[Dataset rows for apps and sites]
BEGIN
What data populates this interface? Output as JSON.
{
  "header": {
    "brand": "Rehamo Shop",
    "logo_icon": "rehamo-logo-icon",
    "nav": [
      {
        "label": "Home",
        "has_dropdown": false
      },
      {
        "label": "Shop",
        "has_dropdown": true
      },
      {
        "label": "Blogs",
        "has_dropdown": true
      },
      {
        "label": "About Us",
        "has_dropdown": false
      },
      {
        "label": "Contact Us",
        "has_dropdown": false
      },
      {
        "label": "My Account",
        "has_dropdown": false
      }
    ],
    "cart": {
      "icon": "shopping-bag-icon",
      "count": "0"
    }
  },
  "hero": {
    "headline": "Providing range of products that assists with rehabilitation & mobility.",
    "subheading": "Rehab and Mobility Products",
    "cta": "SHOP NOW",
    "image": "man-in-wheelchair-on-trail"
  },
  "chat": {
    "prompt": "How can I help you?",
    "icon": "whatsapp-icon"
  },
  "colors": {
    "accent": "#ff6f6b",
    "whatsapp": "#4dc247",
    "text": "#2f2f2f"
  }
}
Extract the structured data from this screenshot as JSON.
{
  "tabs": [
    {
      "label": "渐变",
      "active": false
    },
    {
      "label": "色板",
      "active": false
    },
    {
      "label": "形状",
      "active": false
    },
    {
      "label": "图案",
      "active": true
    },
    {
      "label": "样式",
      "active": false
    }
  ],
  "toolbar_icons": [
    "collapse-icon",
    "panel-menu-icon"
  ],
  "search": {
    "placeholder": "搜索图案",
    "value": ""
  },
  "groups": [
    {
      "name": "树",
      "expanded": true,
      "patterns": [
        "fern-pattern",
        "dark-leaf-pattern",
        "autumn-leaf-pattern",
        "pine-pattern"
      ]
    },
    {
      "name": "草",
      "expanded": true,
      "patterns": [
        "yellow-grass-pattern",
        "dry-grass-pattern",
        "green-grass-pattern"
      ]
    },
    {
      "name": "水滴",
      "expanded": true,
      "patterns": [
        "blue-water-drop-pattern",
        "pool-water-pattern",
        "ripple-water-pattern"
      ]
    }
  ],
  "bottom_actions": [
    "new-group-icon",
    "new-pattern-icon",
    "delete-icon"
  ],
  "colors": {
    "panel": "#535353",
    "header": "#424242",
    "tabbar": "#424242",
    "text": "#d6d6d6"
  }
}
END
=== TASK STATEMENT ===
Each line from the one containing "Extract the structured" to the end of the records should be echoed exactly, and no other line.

=== SOLUTION BELOW ===
Extract the structured data from this screenshot as JSON.
{
  "tabs": [
    {
      "label": "渐变",
      "active": false
    },
    {
      "label": "色板",
      "active": false
    },
    {
      "label": "形状",
      "active": false
    },
    {
      "label": "图案",
      "active": true
    },
    {
      "label": "样式",
      "active": false
    }
  ],
  "toolbar_icons": [
    "collapse-icon",
    "panel-menu-icon"
  ],
  "search": {
    "placeholder": "搜索图案",
    "value": ""
  },
  "groups": [
    {
      "name": "树",
      "expanded": true,
      "patterns": [
        "fern-pattern",
        "dark-leaf-pattern",
        "autumn-leaf-pattern",
        "pine-pattern"
      ]
    },
    {
      "name": "草",
      "expanded": true,
      "patterns": [
        "yellow-grass-pattern",
        "dry-grass-pattern",
        "green-grass-pattern"
      ]
    },
    {
      "name": "水滴",
      "expanded": true,
      "patterns": [
        "blue-water-drop-pattern",
        "pool-water-pattern",
        "ripple-water-pattern"
      ]
    }
  ],
  "bottom_actions": [
    "new-group-icon",
    "new-pattern-icon",
    "delete-icon"
  ],
  "colors": {
    "panel": "#535353",
    "header": "#424242",
    "tabbar": "#424242",
    "text": "#d6d6d6"
  }
}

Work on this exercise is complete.